[1] Caroline seems to be mistaken with the date, since Friedrich Wilhelm Gotter married Luise Stieler on 30 March 1780 in Gotha; the other possibility is that Erich Schmidt misread the manuscript (for an explanation, see Caroline’s letter to Luise Stieler on 24 January 1780 [letter 10] with note 1). Back.

[2] Friedrich Ludwig Wilhelm Meyer, “An Bianka, bei einer Beerdigung,” Göttinger Musenalmanach (1780), 97 (also — altered, including the passage Caroline cites later in the letter — in Meyer’s Spiele des Witzes und der Phantasie [Berlin 1793], 13–14, under the new title “Als Bianka bey einer Beerdigung weinte”; text see supplementary appendix 13.1); the Italian superscription is from Petrarch (translation from Francesco Petrarca, The Canzoniere, or, Rerum vulgarium fragmenta, trans. Mark Musa [Bloomington 1999], 111):

A VOI rivolgo il mio debile stile,
Pigro da se: ma'l gran piacer lo sprona;
E chi di VOI ragiona,
Tien dal suggetto vu' habito gentile

("to you I turn this style of mine so frail
by nature lazy, but by great pleasure spurred;
and he who speaks of you
acquires from the subject gracious habit")

Meyer published seven poems in the Göttinger Musenalmanach for 1780 under the pseudonym “Gu.” and one under the pseudonym “Pine” (enumerated in Strodtmann 2:361n1; see listing in project bilbiography. Back.

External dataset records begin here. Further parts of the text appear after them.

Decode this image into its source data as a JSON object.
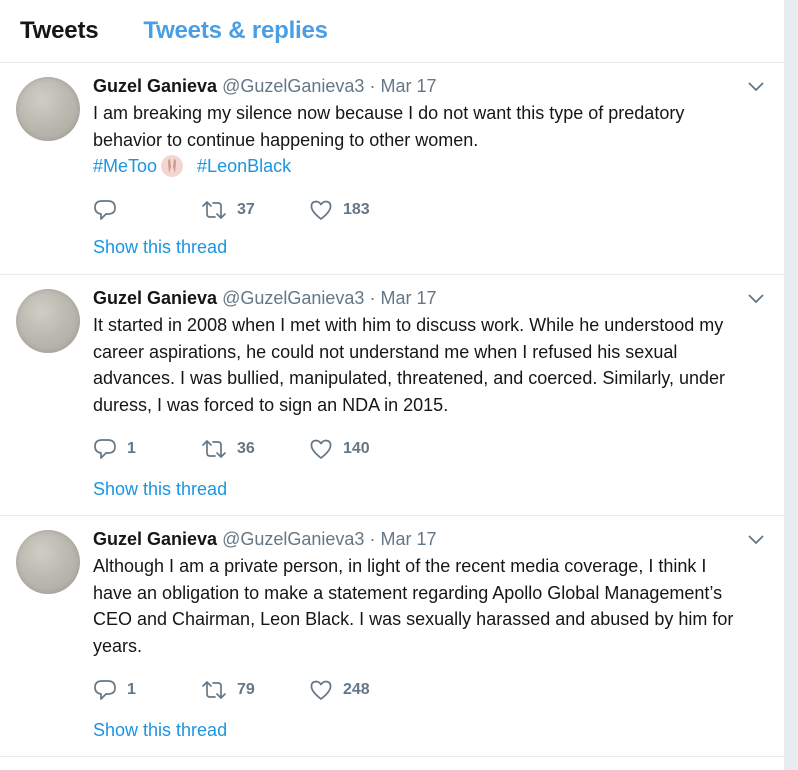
{
  "tabs": {
    "tweets": "Tweets",
    "replies": "Tweets & replies"
  },
  "tweets": [
    {
      "name": "Guzel Ganieva",
      "handle": "@GuzelGanieva3",
      "separator": "·",
      "date": "Mar 17",
      "lines": [
        "I am breaking my silence now because I do not want this type of predatory",
        "behavior to continue happening to other women."
      ],
      "hashtags": [
        "#MeToo",
        "#LeonBlack"
      ],
      "replies": "",
      "retweets": "37",
      "likes": "183",
      "show_thread": "Show this thread"
    },
    {
      "name": "Guzel Ganieva",
      "handle": "@GuzelGanieva3",
      "separator": "·",
      "date": "Mar 17",
      "lines": [
        "It started in 2008 when I met with him to discuss work. While he understood my",
        "career aspirations, he could not understand me when I refused his sexual",
        "advances. I was bullied, manipulated, threatened, and coerced. Similarly, under",
        "duress, I was forced to sign an NDA in 2015."
      ],
      "replies": "1",
      "retweets": "36",
      "likes": "140",
      "show_thread": "Show this thread"
    },
    {
      "name": "Guzel Ganieva",
      "handle": "@GuzelGanieva3",
      "separator": "·",
      "date": "Mar 17",
      "lines": [
        "Although I am a private person, in light of the recent media coverage, I think I",
        "have an obligation to make a statement regarding Apollo Global Management’s",
        "CEO and Chairman, Leon Black. I was sexually harassed and abused by him for",
        "years."
      ],
      "replies": "1",
      "retweets": "79",
      "likes": "248",
      "show_thread": "Show this thread"
    }
  ],
  "icons": {
    "reply": "reply-icon",
    "retweet": "retweet-icon",
    "like": "heart-icon",
    "caret": "chevron-down-icon"
  },
  "colors": {
    "link": "#1b95e0",
    "tab_inactive": "#4a9ee6",
    "muted": "#657786",
    "text": "#14171a"
  }
}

[3] Dr. iur. Friedrich Johann Lorenz Meyer did not really become canon of the Hamburg cathedral until 1784. On 12 April 1795, he did indeed marry Sophie Amalia Friederike Böhmer (“Friederike” in the next sentence), whose confirmation Caroline describes with pious effusiveness on 18 March 1780 (a letter Erich Schmidt unfortunately does not include). Back.

[4] Caroline must have mentioned the funeral in a letter to Luise Stieler that has since been lost. She also mentions the funeral in her letter to Julie von Studnitz on 25 August 1779 (letter 9) (Höltys Elegie auf ein Landmädchen [1794]; Herzog Anton Ulrich-Museum; Museums./Signatur DChodowiecki AB 3.985):



Translation © 2011 Doug Stott